Disable Hacking With Google 2-Step Verification
Google knows everything; that you have heard a lot! Now it’s time to rephrase this and alert you with the fact that “Hackers know everything” as well.
Google verification, in other words known as Two-step authentication is a process by which a security layer is built on your account. Whether you’re using Gmail for email or its suit apps, setting up your account with Google 2-Step verification is like putting a security guard that would not let anyone else enter in your account. This is highly essential, as you might have read the story of Mat Honan. The tale that explains where his Amazon, Apple, Gmail, and Twitter accounts were hacked and his digital life was eradicated. If you haven’t, then you need to read it!
While you acknowledge yourself with that, here’s what you can do to get started with protecting your personal data with Google Account Verification.
1. Enable Google Verification
2. Set up Backups

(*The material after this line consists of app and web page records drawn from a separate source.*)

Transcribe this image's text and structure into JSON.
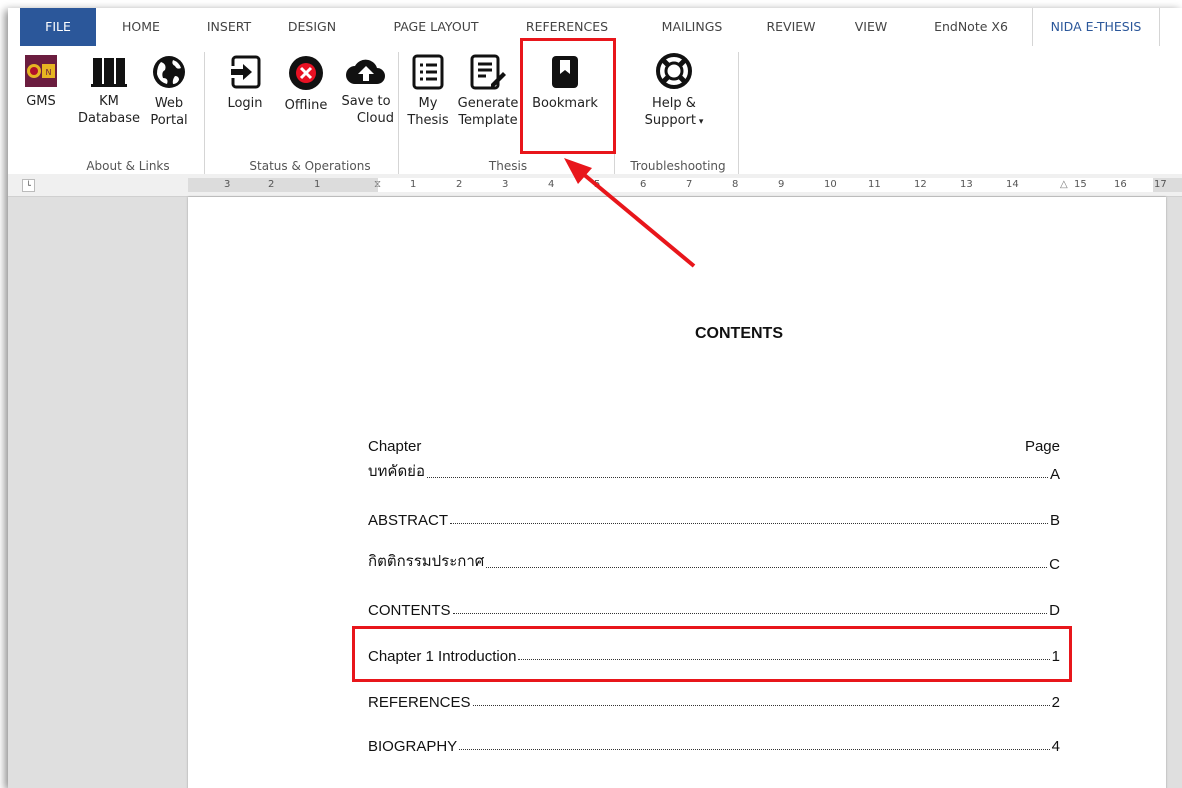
{
  "menu": {
    "tabs": [
      "FILE",
      "HOME",
      "INSERT",
      "DESIGN",
      "PAGE LAYOUT",
      "REFERENCES",
      "MAILINGS",
      "REVIEW",
      "VIEW",
      "EndNote X6",
      "NIDA E-THESIS"
    ]
  },
  "ribbon": {
    "groups": {
      "about": {
        "label": "About & Links",
        "buttons": [
          {
            "line1": "GMS",
            "line2": "",
            "icon": "nida-logo-icon"
          },
          {
            "line1": "KM",
            "line2": "Database",
            "icon": "book-icon"
          },
          {
            "line1": "Web",
            "line2": "Portal",
            "icon": "globe-icon"
          }
        ]
      },
      "status": {
        "label": "Status & Operations",
        "buttons": [
          {
            "line1": "Login",
            "line2": "",
            "icon": "login-icon"
          },
          {
            "line1": "Offline",
            "line2": "",
            "icon": "offline-icon"
          },
          {
            "line1": "Save to",
            "line2": "Cloud",
            "icon": "cloud-upload-icon"
          }
        ]
      },
      "thesis": {
        "label": "Thesis",
        "buttons": [
          {
            "line1": "My",
            "line2": "Thesis",
            "icon": "list-icon"
          },
          {
            "line1": "Generate",
            "line2": "Template",
            "icon": "template-icon"
          },
          {
            "line1": "Bookmark",
            "line2": "",
            "icon": "bookmark-icon"
          }
        ]
      },
      "trouble": {
        "label": "Troubleshooting",
        "buttons": [
          {
            "line1": "Help &",
            "line2": "Support",
            "icon": "lifebuoy-icon"
          }
        ]
      }
    }
  },
  "ruler": {
    "labels": [
      "3",
      "2",
      "1",
      "1",
      "2",
      "3",
      "4",
      "5",
      "6",
      "7",
      "8",
      "9",
      "10",
      "11",
      "12",
      "13",
      "14",
      "15",
      "16",
      "17"
    ]
  },
  "document": {
    "heading": "CONTENTS",
    "col_left": "Chapter",
    "col_right": "Page",
    "entries": [
      {
        "label": "บทคัดย่อ",
        "page": "A"
      },
      {
        "label": "ABSTRACT",
        "page": "B"
      },
      {
        "label": "กิตติกรรมประกาศ",
        "page": "C"
      },
      {
        "label": "CONTENTS",
        "page": "D"
      },
      {
        "label": "Chapter 1 Introduction",
        "page": "1"
      },
      {
        "label": "REFERENCES",
        "page": "2"
      },
      {
        "label": "BIOGRAPHY",
        "page": "4"
      }
    ]
  },
  "colors": {
    "file_tab": "#2b579a",
    "active_tab_text": "#2b579a",
    "highlight": "#e8161b"
  }
}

The two-step verification process starts with you entering your regular password and a single use, six digit Google verification code. Google verification text code is immediately sent to your cell phone, which you’re asked to verify to precede with log-in process. This way you log-in with two steps, so even if your password gets cracked by a hacker, he would need physical possession of your cell phone to get the code.
Here’s how you add Google Verification to your account:
- To get started Log-in to your Gmail account, with your Gmail credentials
- Check and confirm for the phone number listed is the current cell phone number. Once the phone number gets set, you would need to decide how you would want the passcode to be received; via text, voice or mobile app.
- Once you’re done with doing the settings you can then test out the system. Click “Send code”, and a verification code will arrive on your phone in a matter of seconds. Enter that code and hit “Verify”, then “Next”.
- The last thing that you’ll be asked is to confirm if you’re using a trusted computer. If you answer Google “to trust it”, then you won’t have to follow the Two-step Authentication process from that specific machine. The computer you put as non-trusted would require both the password and the two-step verification code whenever you would log in to your account.
- Finally click the red button to turn on 2-step verification and then re-enter your password.
One thing you don’t want to forget is keeping a backup plan. In case if you lose your phone, you can add a second phone number to two-step authentication.
To do this, go to Google’s Accounts > Security page and click the Edit button next to 2-step verification to add a backup number.
The Google Authenticator app for mobile is available for iPhone, Android, and BlackBerry platforms.